NEW YORK (
(FB - Get Report) made it clear -- what an IPO does on its first day of trading doesn't necessarily reflect its longer-term fortunes. With that said -- and because we run in a manic market -- I don't care one way or another what
(TWTR - Get Report) does in its Thursday debut.
Looking past the IPO, I'm not certain I'm sold on TWTR as a long-term investment. It doesn't mean I don't like it or never will. I'm just not as sold on it
as I was Facebook or as in love with it as many of my colleagues are.
Here's the problem with Twitter: The hype that surrounds it comes
directly from the media. By directly from, I don't mean the media takes what's happening in the public sphere and sensationalizes it. Twists its meaning. Instead, I mean the media loves Twitter so much -- for good reason -- that it doesn't take the time to step back and consider the social network from a mass appeal, broader popular culture perspective.
Can Twitter survive as a tool ...
- For the media to disseminate news and complement their core platforms;
- For media personalities, celebrities, musicians and similar others to promote themselves and their work; and
- For some other unknown segment of the seemingly engaged public to consume what all of the above provide and/or use Twitter as means for activism, social connection and self-expression?
On one hand I'm skeptical about Twitter's value to advertisers, television networks and such -- over the long run -- if it doesn't a) scale out the way Facebook has and, more importantly b) become the sort of entrenched, go-to social network like Facebook is.
Playing devil's advocate with myself -- maybe it doesn't matter if Twitter serves several niche audiences rather than the masses. That can be dynamic (inciting social change in the midst of international conflict) and lucrative (selling a presumably affluent, highly-educated user base to advertisers looking to target this demographic). After all, outlets I'm quite familiar with, such
, see a great deal of success doing the latter.
It doesn't matter how you decide to knock this Twitter IPO -- and, more so, Twitter's future -- around. It's just fun to knock around because nobody, not even Twitter, has the answers as to how this thing will unfold Thursday and beyond.
There's only one thing I think I know for sure. And it's been roundly ignored. Twitter and Facebook would be better off to not compete so much. In fact, if I was Costolo and Zuckerberg
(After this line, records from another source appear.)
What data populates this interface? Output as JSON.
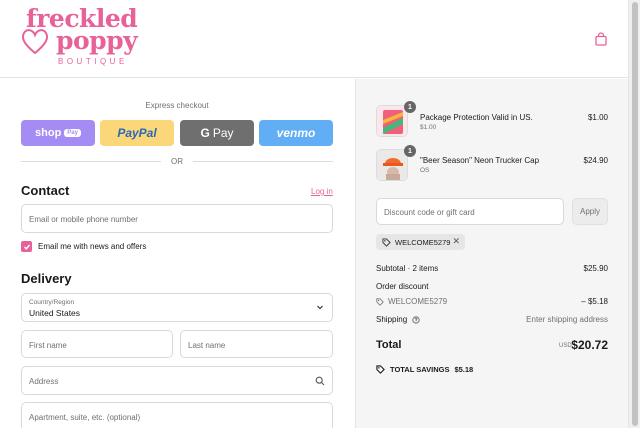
{
  "brand": {
    "line1": "freckled",
    "line2": "poppy",
    "subtitle": "BOUTIQUE",
    "accent_color": "#e8629a"
  },
  "header": {
    "cart_icon": "shopping-bag-icon"
  },
  "express": {
    "label": "Express checkout",
    "shop_pay": {
      "main": "shop",
      "badge": "Pay"
    },
    "paypal": "PayPal",
    "gpay": {
      "g": "G",
      "label": "Pay"
    },
    "venmo": "venmo",
    "or": "OR"
  },
  "contact": {
    "heading": "Contact",
    "login": "Log in",
    "email_placeholder": "Email or mobile phone number",
    "news_label": "Email me with news and offers",
    "news_checked": true
  },
  "delivery": {
    "heading": "Delivery",
    "country_label": "Country/Region",
    "country_value": "United States",
    "first_name_placeholder": "First name",
    "last_name_placeholder": "Last name",
    "address_placeholder": "Address",
    "apartment_placeholder": "Apartment, suite, etc. (optional)"
  },
  "order": {
    "items": [
      {
        "name": "Package Protection Valid in US.",
        "variant": "$1.00",
        "price": "$1.00",
        "quantity": "1"
      },
      {
        "name": "\"Beer Season\" Neon Trucker Cap",
        "variant": "OS",
        "price": "$24.90",
        "quantity": "1"
      }
    ],
    "discount_placeholder": "Discount code or gift card",
    "apply_label": "Apply",
    "applied_code": "WELCOME5279",
    "subtotal_label": "Subtotal · 2 items",
    "subtotal_value": "$25.90",
    "order_discount_label": "Order discount",
    "discount_code": "WELCOME5279",
    "discount_value": "– $5.18",
    "shipping_label": "Shipping",
    "shipping_value": "Enter shipping address",
    "total_label": "Total",
    "currency": "USD",
    "total_value": "$20.72",
    "savings_label": "TOTAL SAVINGS",
    "savings_value": "$5.18"
  }
}
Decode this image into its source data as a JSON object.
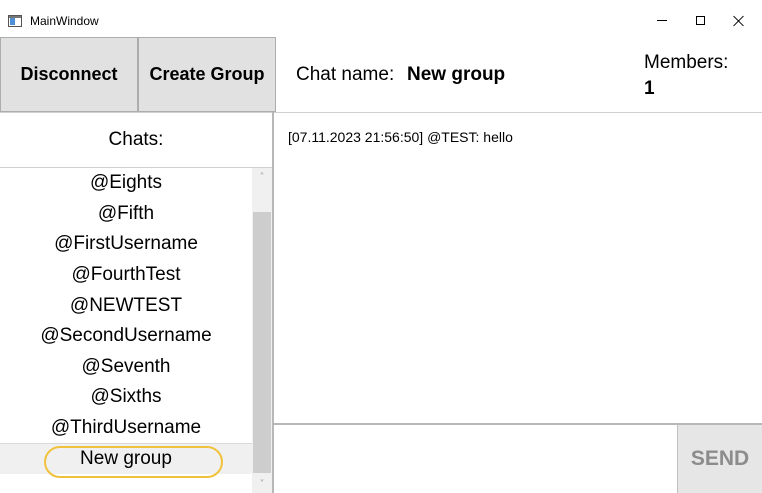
{
  "window": {
    "title": "MainWindow",
    "icon": "app-window-icon",
    "controls": [
      "minimize-icon",
      "maximize-icon",
      "close-icon"
    ]
  },
  "toolbar": {
    "disconnect_label": "Disconnect",
    "create_group_label": "Create Group"
  },
  "chat_header": {
    "name_label": "Chat name:",
    "name_value": "New group",
    "members_label": "Members:",
    "members_value": "1"
  },
  "chats": {
    "header": "Chats:",
    "items": [
      {
        "label": "@Eights"
      },
      {
        "label": "@Fifth"
      },
      {
        "label": "@FirstUsername"
      },
      {
        "label": "@FourthTest"
      },
      {
        "label": "@NEWTEST"
      },
      {
        "label": "@SecondUsername"
      },
      {
        "label": "@Seventh"
      },
      {
        "label": "@Sixths"
      },
      {
        "label": "@ThirdUsername"
      },
      {
        "label": "New group",
        "selected": true
      }
    ]
  },
  "messages": [
    {
      "text": "[07.11.2023 21:56:50] @TEST: hello"
    }
  ],
  "composer": {
    "value": "",
    "send_label": "SEND"
  },
  "colors": {
    "button_bg": "#e1e1e1",
    "selection_highlight": "#f0c23c",
    "send_text": "#8c8c8c"
  }
}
I would consider a merger or, better yet, an advertising alliance
That type of partnership provides the companies' (theoretically combined) sales forces all they need to take out on the street to prospective clients. Imagine being able to package the power of Twitter with the power of Facebook in one clean, streamlined pitch. It would be fantastic; however, on the day Twitter IPOs it's likely the furtherest thing from anybody's mind (except mine!).
Written by Rocco Pendola in Santa Monica, Calif.